Oh yeah, only everybody who has one.
Apple goes on to suggest several ways to reduce or alleviate the problem, which include “avoid using headphones in extremely dry environments” and “touch a grounded unpainted metal object before inserting the headphones.”
They also suggest:
“Try raising the moisture level in the air of the local environment by using a portable humidifier or adjusting the humidity control on your air conditioner.
No Paywall Here! The Internet Patrol is and always has been free. We don't hide our articles behind a paywall, or restrict the number of articles you can read in a month if you don't give us money. That said, it does cost us money to run the site, so if something you read here was helpful or useful, won't you consider donating something to help keep the Internet Patrol free?

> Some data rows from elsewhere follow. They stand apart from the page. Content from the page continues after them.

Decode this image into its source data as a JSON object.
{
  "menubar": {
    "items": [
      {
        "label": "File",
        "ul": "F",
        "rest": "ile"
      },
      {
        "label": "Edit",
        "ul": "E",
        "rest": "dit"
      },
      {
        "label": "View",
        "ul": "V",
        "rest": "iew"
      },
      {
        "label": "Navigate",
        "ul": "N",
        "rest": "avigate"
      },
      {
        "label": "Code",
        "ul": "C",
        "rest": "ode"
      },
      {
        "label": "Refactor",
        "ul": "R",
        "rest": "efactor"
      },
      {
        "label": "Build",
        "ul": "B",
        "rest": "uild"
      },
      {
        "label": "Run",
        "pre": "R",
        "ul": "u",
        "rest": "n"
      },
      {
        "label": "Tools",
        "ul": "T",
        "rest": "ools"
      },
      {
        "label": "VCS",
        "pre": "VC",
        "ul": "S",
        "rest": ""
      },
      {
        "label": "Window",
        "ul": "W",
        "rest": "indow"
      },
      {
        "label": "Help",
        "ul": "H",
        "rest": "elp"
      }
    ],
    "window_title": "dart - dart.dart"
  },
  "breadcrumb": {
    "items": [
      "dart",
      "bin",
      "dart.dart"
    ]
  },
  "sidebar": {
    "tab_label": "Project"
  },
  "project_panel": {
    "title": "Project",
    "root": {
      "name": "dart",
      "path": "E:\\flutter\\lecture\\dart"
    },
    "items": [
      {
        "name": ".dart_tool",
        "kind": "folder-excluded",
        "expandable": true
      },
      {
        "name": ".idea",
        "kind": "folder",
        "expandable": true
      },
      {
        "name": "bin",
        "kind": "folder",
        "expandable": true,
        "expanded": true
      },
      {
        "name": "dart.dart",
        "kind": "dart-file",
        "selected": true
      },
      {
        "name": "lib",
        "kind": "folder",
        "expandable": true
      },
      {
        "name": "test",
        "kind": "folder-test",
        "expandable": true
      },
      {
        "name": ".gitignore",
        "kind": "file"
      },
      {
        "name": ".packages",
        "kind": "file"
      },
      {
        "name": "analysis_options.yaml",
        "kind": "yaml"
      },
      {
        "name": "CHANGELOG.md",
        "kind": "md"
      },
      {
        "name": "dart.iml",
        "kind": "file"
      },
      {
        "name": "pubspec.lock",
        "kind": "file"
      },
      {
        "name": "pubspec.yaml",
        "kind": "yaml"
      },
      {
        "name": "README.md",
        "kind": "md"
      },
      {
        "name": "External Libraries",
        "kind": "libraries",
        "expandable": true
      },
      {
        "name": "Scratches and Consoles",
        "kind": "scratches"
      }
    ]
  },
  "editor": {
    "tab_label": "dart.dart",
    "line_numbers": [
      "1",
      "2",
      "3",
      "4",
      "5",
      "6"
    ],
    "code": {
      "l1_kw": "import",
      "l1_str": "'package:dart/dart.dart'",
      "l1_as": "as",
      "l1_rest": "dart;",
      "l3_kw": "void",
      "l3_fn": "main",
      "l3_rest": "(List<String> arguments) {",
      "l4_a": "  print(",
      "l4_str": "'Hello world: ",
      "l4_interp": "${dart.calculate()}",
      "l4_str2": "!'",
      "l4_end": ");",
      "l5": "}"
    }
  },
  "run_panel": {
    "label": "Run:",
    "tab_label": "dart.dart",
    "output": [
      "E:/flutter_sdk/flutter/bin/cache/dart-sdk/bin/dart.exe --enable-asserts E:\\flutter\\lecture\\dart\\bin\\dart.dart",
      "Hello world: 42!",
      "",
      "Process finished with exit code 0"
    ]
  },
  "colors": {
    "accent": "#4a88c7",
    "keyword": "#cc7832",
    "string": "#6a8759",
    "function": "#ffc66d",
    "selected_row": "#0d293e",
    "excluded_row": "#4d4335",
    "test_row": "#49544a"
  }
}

There are a number of anti-static sprays that can be sprayed into the air that can be used to reduce static.
If you have dry skin, try anti-static hand lotion.
Try wearing different clothes. Try clothes with natural fibers since synthetic fibers are more likely to hold a static charge.
Try to keep your device out of the wind by using a case, or leaving it in your bag or pocket.
Avoid removing your device from your pockets frequently as rubbing the device on certain materials can cause a static build up.”
Or maybe people could just stop walking around with their head up their iPod (and, for Pete’s sake, stop driving or cycling with your ears stoppered up), and start paying attention to the world around them again.
Naaah, that’s too radical a thought.
On the other hand, we see a market opportunity here for the savvy entrepreneur.
Anti-static iPod cases, anyone?
No Paywall Here!
The Internet Patrol is and always has been free. We don't hide our articles behind a paywall, or restrict the number of articles you can read in a month if you don't give us money. That said, it does cost us money to run the site, so if something you read here was helpful or useful, won't you consider donating something to help keep the Internet Patrol free? Thank you!
|Get notified of new Internet Patrol articles!